_About this task_:
Only the count is needed. Count the lines below with the word "anzeigen" in them.

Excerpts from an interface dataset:
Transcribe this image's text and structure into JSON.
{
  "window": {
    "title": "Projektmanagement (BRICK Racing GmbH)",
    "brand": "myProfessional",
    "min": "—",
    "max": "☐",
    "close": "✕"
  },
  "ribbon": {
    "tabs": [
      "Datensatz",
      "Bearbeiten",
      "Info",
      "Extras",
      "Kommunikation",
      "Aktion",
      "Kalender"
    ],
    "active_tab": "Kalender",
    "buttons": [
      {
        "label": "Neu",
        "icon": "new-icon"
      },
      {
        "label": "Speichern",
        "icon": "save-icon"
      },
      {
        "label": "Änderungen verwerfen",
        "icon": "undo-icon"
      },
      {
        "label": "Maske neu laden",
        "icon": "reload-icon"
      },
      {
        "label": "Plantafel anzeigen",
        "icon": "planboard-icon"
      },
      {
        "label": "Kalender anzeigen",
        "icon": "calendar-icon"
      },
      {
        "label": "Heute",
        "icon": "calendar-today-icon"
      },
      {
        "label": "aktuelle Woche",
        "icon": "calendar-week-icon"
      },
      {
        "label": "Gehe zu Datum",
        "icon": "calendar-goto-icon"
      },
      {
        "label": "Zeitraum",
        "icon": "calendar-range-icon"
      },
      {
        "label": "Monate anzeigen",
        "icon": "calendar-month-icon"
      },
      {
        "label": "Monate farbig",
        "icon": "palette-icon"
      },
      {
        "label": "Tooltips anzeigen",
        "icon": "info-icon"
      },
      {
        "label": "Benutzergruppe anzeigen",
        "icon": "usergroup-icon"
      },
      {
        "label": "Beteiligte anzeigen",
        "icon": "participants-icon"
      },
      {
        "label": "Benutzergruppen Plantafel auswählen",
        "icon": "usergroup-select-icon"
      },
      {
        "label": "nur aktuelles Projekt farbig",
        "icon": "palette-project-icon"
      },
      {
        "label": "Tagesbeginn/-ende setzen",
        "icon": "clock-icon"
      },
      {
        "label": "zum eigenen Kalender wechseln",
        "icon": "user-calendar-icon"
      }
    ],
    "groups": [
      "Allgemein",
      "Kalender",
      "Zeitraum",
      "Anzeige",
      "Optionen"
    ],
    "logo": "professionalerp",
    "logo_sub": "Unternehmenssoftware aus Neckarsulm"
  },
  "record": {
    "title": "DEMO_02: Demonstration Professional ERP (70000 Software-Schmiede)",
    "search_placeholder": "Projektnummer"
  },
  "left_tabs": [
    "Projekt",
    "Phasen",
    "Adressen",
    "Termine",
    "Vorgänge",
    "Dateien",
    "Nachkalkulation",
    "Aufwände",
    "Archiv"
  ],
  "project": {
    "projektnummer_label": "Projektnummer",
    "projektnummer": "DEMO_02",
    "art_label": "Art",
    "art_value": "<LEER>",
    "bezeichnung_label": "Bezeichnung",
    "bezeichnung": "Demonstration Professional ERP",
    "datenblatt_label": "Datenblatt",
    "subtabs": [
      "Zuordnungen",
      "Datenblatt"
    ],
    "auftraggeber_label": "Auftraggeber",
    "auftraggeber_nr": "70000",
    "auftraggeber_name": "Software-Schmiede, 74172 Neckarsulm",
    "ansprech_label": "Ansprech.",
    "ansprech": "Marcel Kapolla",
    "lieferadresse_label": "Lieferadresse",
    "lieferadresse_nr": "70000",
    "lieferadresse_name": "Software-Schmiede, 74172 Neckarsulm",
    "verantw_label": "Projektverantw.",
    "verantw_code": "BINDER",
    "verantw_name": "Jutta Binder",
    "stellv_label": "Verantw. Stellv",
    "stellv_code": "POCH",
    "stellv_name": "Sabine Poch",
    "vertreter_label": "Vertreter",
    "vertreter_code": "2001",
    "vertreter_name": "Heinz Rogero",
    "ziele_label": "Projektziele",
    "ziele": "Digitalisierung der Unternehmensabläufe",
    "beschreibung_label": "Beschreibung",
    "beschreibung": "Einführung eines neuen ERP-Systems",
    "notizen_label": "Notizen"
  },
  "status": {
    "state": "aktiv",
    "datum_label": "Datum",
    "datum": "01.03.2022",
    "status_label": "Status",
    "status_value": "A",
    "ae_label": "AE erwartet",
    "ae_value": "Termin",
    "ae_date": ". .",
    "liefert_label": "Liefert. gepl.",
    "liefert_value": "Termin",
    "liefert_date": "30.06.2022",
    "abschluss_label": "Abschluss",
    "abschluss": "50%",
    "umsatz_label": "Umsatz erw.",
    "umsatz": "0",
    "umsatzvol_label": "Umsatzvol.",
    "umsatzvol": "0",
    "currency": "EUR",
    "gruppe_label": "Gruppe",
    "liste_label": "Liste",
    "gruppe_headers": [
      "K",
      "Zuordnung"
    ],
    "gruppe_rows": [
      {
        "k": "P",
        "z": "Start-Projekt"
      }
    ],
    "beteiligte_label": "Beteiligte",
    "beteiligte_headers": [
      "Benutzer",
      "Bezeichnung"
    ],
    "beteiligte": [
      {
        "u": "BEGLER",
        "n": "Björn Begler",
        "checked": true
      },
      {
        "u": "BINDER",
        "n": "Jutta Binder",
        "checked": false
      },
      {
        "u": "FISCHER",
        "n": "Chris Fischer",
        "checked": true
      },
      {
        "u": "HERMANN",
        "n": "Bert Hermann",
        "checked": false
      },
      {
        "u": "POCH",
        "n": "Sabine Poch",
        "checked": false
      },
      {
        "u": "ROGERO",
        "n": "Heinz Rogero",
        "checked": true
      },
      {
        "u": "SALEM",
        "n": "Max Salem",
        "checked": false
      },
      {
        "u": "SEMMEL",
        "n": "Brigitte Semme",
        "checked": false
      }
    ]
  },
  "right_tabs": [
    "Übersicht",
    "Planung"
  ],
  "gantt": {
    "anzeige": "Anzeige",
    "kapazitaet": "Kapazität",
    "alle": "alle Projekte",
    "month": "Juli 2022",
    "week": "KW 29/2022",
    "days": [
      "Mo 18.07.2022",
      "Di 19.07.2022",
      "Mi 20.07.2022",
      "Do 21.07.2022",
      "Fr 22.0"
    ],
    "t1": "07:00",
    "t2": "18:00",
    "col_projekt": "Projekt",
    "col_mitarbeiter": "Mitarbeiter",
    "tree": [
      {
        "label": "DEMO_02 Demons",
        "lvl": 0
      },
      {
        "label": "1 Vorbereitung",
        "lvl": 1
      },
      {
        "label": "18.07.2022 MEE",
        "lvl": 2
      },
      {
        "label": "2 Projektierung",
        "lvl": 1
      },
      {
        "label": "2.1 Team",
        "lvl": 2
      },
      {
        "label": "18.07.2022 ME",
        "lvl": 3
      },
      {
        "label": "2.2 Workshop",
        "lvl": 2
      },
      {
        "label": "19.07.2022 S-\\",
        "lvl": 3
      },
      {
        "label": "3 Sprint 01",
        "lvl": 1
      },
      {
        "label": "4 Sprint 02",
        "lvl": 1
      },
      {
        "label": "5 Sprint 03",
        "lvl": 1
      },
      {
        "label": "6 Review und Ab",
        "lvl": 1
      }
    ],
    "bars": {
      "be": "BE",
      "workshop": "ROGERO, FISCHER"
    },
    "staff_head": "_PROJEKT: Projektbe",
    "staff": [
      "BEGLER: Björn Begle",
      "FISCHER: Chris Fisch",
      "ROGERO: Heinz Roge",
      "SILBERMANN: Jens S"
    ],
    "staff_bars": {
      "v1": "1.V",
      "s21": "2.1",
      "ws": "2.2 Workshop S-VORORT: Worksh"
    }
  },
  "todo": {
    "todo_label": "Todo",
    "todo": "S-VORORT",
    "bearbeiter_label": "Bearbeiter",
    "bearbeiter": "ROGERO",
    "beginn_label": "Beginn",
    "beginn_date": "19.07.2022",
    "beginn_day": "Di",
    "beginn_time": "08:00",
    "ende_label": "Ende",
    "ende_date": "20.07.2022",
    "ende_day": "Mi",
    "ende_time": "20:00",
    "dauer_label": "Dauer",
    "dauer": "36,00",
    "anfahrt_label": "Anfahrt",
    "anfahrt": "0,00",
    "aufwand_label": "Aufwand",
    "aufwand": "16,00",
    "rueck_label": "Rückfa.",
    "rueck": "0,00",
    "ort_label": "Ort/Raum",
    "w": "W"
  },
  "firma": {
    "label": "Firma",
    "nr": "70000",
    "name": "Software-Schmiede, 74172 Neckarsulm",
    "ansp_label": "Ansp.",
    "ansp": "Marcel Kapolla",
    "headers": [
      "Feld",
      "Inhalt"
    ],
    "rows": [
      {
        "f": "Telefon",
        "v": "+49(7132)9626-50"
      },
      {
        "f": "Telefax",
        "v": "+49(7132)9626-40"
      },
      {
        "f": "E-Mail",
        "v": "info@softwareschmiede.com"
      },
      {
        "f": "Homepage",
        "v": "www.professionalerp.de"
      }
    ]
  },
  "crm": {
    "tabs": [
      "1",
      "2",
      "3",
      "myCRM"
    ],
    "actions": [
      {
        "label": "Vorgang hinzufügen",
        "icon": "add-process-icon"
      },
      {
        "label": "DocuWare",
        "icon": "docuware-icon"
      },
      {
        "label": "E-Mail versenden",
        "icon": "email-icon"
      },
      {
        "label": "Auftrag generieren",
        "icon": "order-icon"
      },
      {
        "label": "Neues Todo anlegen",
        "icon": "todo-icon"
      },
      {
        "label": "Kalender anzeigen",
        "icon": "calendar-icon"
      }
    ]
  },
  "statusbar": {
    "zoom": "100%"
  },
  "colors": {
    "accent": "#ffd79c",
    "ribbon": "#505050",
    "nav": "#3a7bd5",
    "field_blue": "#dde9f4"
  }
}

_Written response_:
7